    Scientists detect a black hole swallowing a neutron star 'like Pac-man'

    Doyle Rice, USA TODAYPublished 12:56 p.m. ET Aug. 19, 2019

    An artist’s conception of a black hole about to devour a neutron star. (Photo: Carl Knox, OzGrav ARC Centre of Excellence.)
    More wild news from outer space:

    For the first time, scientists have detected a black hole devouring a neutron star, according to a report released Monday.

    “About 900 million years ago, this black hole ate a very dense star, known as a neutron star, like Pac-man – possibly snuffing out the star instantly,” said Susan Scott, a scientist with the Australian National University, in a statement.

    Neutron stars are small yet incredibly dense stellar objects and are the collapsed remains of imploded stars. Black holes are also collapsed stars with gravity so strong that even light cannot escape their grasp. Scientists earlier this year captured the first-ever photo of a black hole.

    The current discovery was made using gravitational-wave discovery machines in the United States and Italy, which detected ripples in space and time from the "cataclysmic event" that happened about 8,550 million trillion kilometers away from the Earth.

    Gravitational waves occur when neutron stars collide and are detected using both the USA's mammoth Laser Interferometer Gravitational-Wave Observatory (LIGO) and Italy's Virgo observatory.

    “We’ve never detected a neutron star and a black hole together,” Ryan Foley, an astronomer at the University of California-Santa Cruz, told Vice. “If it turns out to be right, then we’ve confirmed a new type of star system. It’s that fundamental.”

    Scott said that while "we're very confident that we've just detected a black hole gobbling up a neutron star," she also acknowledged the small chance that the devoured object was “a very light black hole."

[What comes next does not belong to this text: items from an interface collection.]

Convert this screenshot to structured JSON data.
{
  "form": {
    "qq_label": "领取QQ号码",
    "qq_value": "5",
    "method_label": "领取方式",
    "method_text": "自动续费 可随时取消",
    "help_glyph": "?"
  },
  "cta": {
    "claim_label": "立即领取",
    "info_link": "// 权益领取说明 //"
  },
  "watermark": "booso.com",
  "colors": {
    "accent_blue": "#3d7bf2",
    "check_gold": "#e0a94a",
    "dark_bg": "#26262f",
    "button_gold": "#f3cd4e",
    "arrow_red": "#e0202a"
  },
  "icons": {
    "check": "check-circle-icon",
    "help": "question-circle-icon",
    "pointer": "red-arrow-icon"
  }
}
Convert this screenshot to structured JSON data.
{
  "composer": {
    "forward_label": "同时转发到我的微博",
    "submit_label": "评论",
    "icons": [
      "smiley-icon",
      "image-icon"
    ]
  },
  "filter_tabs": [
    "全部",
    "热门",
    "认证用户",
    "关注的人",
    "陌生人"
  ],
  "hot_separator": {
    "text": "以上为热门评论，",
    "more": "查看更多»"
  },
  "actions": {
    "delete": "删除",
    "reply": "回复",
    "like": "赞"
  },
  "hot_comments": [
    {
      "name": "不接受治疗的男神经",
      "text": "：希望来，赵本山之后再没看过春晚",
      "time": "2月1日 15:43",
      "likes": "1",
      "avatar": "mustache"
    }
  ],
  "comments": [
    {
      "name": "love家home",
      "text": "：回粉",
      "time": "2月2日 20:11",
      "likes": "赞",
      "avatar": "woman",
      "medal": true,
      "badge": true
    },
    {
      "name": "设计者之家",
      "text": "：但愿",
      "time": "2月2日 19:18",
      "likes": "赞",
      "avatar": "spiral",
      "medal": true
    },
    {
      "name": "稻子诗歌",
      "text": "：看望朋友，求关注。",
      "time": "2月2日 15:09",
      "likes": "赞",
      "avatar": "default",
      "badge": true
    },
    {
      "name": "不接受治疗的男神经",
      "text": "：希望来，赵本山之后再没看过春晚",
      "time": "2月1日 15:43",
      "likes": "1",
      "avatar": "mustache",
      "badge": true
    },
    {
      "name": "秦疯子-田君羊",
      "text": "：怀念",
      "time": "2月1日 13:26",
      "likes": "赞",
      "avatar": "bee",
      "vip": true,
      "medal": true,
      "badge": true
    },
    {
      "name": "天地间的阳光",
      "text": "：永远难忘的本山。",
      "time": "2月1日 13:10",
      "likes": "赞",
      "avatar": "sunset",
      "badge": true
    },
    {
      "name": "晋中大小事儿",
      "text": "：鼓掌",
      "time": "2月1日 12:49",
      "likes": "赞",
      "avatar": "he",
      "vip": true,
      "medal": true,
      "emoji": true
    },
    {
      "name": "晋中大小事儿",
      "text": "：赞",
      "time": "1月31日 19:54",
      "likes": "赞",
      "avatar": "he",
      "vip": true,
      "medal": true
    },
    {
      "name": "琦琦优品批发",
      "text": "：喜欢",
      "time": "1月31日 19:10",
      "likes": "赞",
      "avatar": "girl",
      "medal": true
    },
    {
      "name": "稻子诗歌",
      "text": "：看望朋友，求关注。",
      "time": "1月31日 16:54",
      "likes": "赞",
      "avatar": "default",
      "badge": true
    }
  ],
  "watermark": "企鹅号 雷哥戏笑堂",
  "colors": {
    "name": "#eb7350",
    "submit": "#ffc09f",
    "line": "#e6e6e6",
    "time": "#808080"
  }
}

    In any event, the final results are expected to be published in upcoming scientific journals.